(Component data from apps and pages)
*** Block opens ***
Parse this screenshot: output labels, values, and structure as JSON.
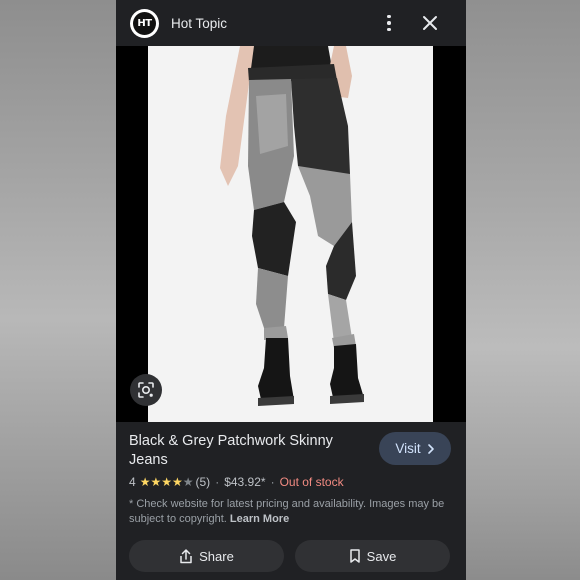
{
  "header": {
    "logo_text": "HT",
    "site_name": "Hot Topic"
  },
  "product": {
    "title": "Black & Grey Patchwork Skinny Jeans",
    "rating": "4",
    "stars_filled": 4,
    "stars_total": 5,
    "review_count": "(5)",
    "separator": "·",
    "price": "$43.92*",
    "stock_status": "Out of stock"
  },
  "visit_button": {
    "label": "Visit"
  },
  "disclaimer": {
    "text": "* Check website for latest pricing and availability. Images may be subject to copyright.",
    "link": "Learn More"
  },
  "actions": {
    "share_label": "Share",
    "save_label": "Save"
  },
  "colors": {
    "panel_bg": "#202124",
    "star_filled": "#fdd663",
    "star_empty": "#80868b",
    "out_of_stock": "#f28b82",
    "visit_bg": "#394457"
  },
  "icons": [
    "hot-topic-logo",
    "more-vert-icon",
    "close-icon",
    "lens-search-icon",
    "chevron-right-icon",
    "share-icon",
    "bookmark-icon",
    "star-icon"
  ]
}
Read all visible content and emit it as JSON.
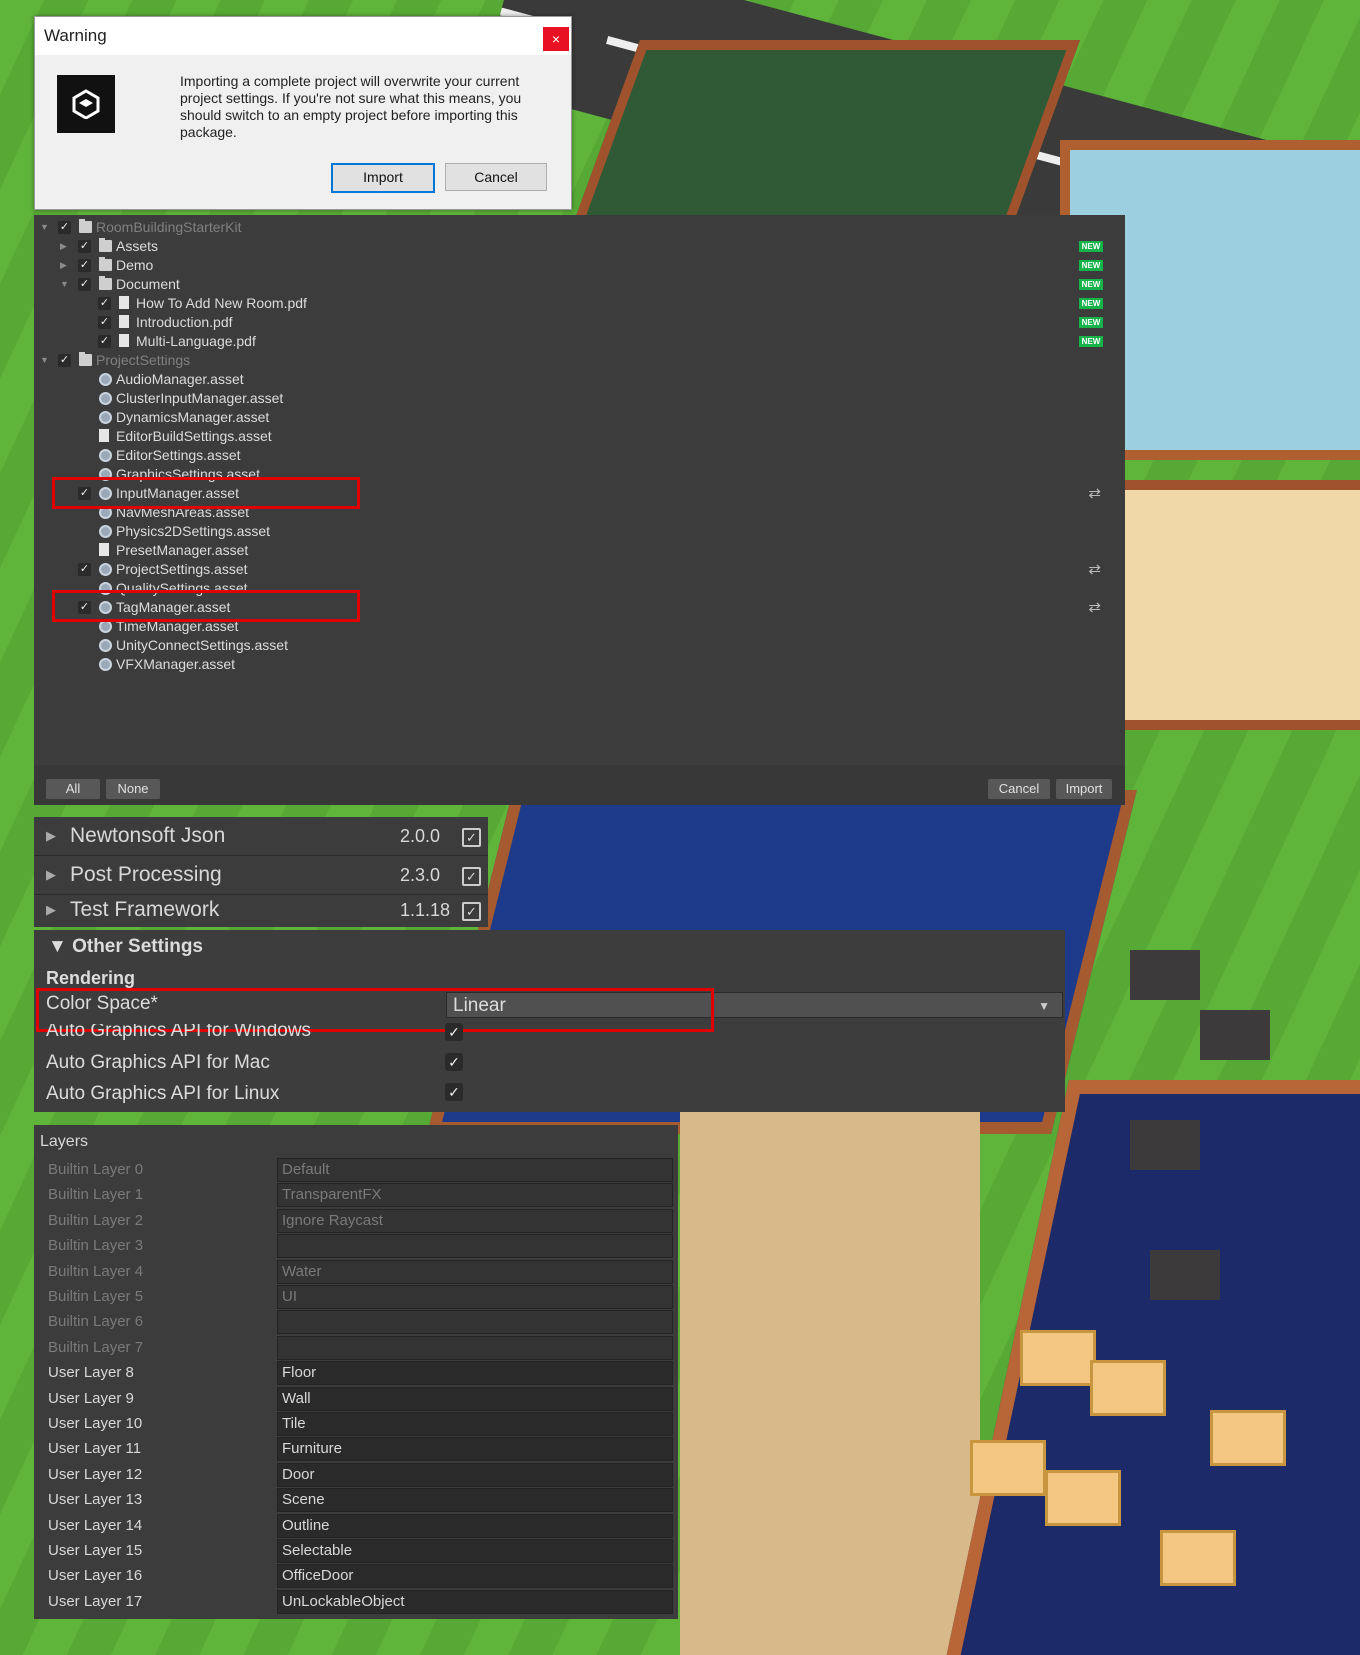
{
  "warning_dialog": {
    "title": "Warning",
    "close": "×",
    "message": "Importing a complete project will overwrite your current project settings. If you're not sure what this means, you should switch to an empty project before importing this package.",
    "import_label": "Import",
    "cancel_label": "Cancel"
  },
  "import_package": {
    "new_badge": "NEW",
    "swap_icon": "⇄",
    "check": "✓",
    "items": [
      {
        "label": "RoomBuildingStarterKit",
        "type": "folder",
        "indent": 0,
        "arrow": "▼",
        "checked": true,
        "dim": true
      },
      {
        "label": "Assets",
        "type": "folder",
        "indent": 1,
        "arrow": "▶",
        "checked": true,
        "new": true
      },
      {
        "label": "Demo",
        "type": "folder",
        "indent": 1,
        "arrow": "▶",
        "checked": true,
        "new": true
      },
      {
        "label": "Document",
        "type": "folder",
        "indent": 1,
        "arrow": "▼",
        "checked": true,
        "new": true
      },
      {
        "label": "How To Add New Room.pdf",
        "type": "file",
        "indent": 2,
        "checked": true,
        "new": true
      },
      {
        "label": "Introduction.pdf",
        "type": "file",
        "indent": 2,
        "checked": true,
        "new": true
      },
      {
        "label": "Multi-Language.pdf",
        "type": "file",
        "indent": 2,
        "checked": true,
        "new": true
      },
      {
        "label": "ProjectSettings",
        "type": "folder",
        "indent": 0,
        "arrow": "▼",
        "checked": true,
        "dim": true
      },
      {
        "label": "AudioManager.asset",
        "type": "gear",
        "indent": 1
      },
      {
        "label": "ClusterInputManager.asset",
        "type": "gear",
        "indent": 1
      },
      {
        "label": "DynamicsManager.asset",
        "type": "gear",
        "indent": 1
      },
      {
        "label": "EditorBuildSettings.asset",
        "type": "file",
        "indent": 1
      },
      {
        "label": "EditorSettings.asset",
        "type": "gear",
        "indent": 1
      },
      {
        "label": "GraphicsSettings.asset",
        "type": "gear",
        "indent": 1
      },
      {
        "label": "InputManager.asset",
        "type": "gear",
        "indent": 1,
        "checked": true,
        "swap": true,
        "highlight": true
      },
      {
        "label": "NavMeshAreas.asset",
        "type": "gear",
        "indent": 1
      },
      {
        "label": "Physics2DSettings.asset",
        "type": "gear",
        "indent": 1
      },
      {
        "label": "PresetManager.asset",
        "type": "file",
        "indent": 1
      },
      {
        "label": "ProjectSettings.asset",
        "type": "gear",
        "indent": 1,
        "checked": true,
        "swap": true
      },
      {
        "label": "QualitySettings.asset",
        "type": "gear",
        "indent": 1
      },
      {
        "label": "TagManager.asset",
        "type": "gear",
        "indent": 1,
        "checked": true,
        "swap": true,
        "highlight": true
      },
      {
        "label": "TimeManager.asset",
        "type": "gear",
        "indent": 1
      },
      {
        "label": "UnityConnectSettings.asset",
        "type": "gear",
        "indent": 1
      },
      {
        "label": "VFXManager.asset",
        "type": "gear",
        "indent": 1
      }
    ],
    "footer": {
      "all": "All",
      "none": "None",
      "cancel": "Cancel",
      "import": "Import"
    }
  },
  "packages": [
    {
      "name": "Newtonsoft Json",
      "version": "2.0.0"
    },
    {
      "name": "Post Processing",
      "version": "2.3.0"
    },
    {
      "name": "Test Framework",
      "version": "1.1.18"
    }
  ],
  "other_settings": {
    "header": "Other Settings",
    "section": "Rendering",
    "color_space_label": "Color Space*",
    "color_space_value": "Linear",
    "rows": [
      "Auto Graphics API  for Windows",
      "Auto Graphics API  for Mac",
      "Auto Graphics API  for Linux"
    ]
  },
  "layers": {
    "header": "Layers",
    "rows": [
      {
        "name": "Builtin Layer 0",
        "value": "Default",
        "builtin": true
      },
      {
        "name": "Builtin Layer 1",
        "value": "TransparentFX",
        "builtin": true
      },
      {
        "name": "Builtin Layer 2",
        "value": "Ignore Raycast",
        "builtin": true
      },
      {
        "name": "Builtin Layer 3",
        "value": "",
        "builtin": true
      },
      {
        "name": "Builtin Layer 4",
        "value": "Water",
        "builtin": true
      },
      {
        "name": "Builtin Layer 5",
        "value": "UI",
        "builtin": true
      },
      {
        "name": "Builtin Layer 6",
        "value": "",
        "builtin": true
      },
      {
        "name": "Builtin Layer 7",
        "value": "",
        "builtin": true
      },
      {
        "name": "User Layer 8",
        "value": "Floor"
      },
      {
        "name": "User Layer 9",
        "value": "Wall"
      },
      {
        "name": "User Layer 10",
        "value": "Tile"
      },
      {
        "name": "User Layer 11",
        "value": "Furniture"
      },
      {
        "name": "User Layer 12",
        "value": "Door"
      },
      {
        "name": "User Layer 13",
        "value": "Scene"
      },
      {
        "name": "User Layer 14",
        "value": "Outline"
      },
      {
        "name": "User Layer 15",
        "value": "Selectable"
      },
      {
        "name": "User Layer 16",
        "value": "OfficeDoor"
      },
      {
        "name": "User Layer 17",
        "value": "UnLockableObject"
      }
    ]
  },
  "colors": {
    "highlight": "#e10000",
    "new_badge": "#16b34a",
    "panel": "#3c3c3c"
  }
}
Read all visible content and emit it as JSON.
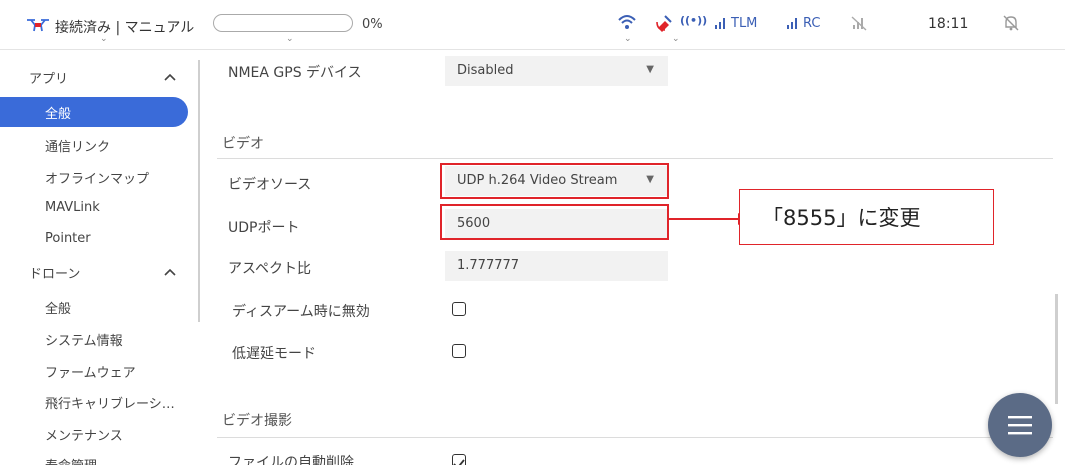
{
  "toolbar": {
    "connection_label": "接続済み | マニュアル",
    "progress_percent": 0,
    "progress_text": "0%",
    "tlm_label": "TLM",
    "rc_label": "RC",
    "radio_text": "((•))",
    "clock": "18:11"
  },
  "sidebar": {
    "groups": [
      {
        "label": "アプリ",
        "items": [
          "全般",
          "通信リンク",
          "オフラインマップ",
          "MAVLink",
          "Pointer"
        ]
      },
      {
        "label": "ドローン",
        "items": [
          "全般",
          "システム情報",
          "ファームウェア",
          "飛行キャリブレーシ…",
          "メンテナンス",
          "寿命管理"
        ]
      }
    ],
    "active_item": "全般"
  },
  "main": {
    "nmea": {
      "label": "NMEA GPS デバイス",
      "value": "Disabled"
    },
    "video_section": {
      "title": "ビデオ",
      "source": {
        "label": "ビデオソース",
        "value": "UDP h.264 Video Stream"
      },
      "udp_port": {
        "label": "UDPポート",
        "value": "5600"
      },
      "aspect": {
        "label": "アスペクト比",
        "value": "1.777777"
      },
      "disable_on_disarm": {
        "label": "ディスアーム時に無効",
        "checked": false
      },
      "low_latency": {
        "label": "低遅延モード",
        "checked": false
      }
    },
    "recording_section": {
      "title": "ビデオ撮影",
      "auto_delete": {
        "label": "ファイルの自動削除",
        "checked": true
      }
    }
  },
  "annotation": {
    "text": "「8555」に変更"
  },
  "colors": {
    "accent": "#3a6bd9",
    "highlight": "#e0242a",
    "signal": "#3b5fb5",
    "fab": "#5b6b86"
  },
  "icons": {
    "drone": "drone-icon",
    "wifi": "wifi-icon",
    "satellite": "satellite-icon",
    "signal": "signal-bars-icon",
    "no_signal": "no-signal-icon",
    "bell": "bell-muted-icon",
    "menu": "hamburger-menu-icon"
  }
}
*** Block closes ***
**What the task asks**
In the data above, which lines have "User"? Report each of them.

**Answer**
        "name": "User Layer 8",
        "name": "User Layer 9",
        "name": "User Layer 10",
        "name": "User Layer 11",
        "name": "User Layer 12",
        "name": "User Layer 13",
        "name": "User Layer 14",
        "name": "User Layer 15",
        "name": "User Layer 16",
        "name": "User Layer 17",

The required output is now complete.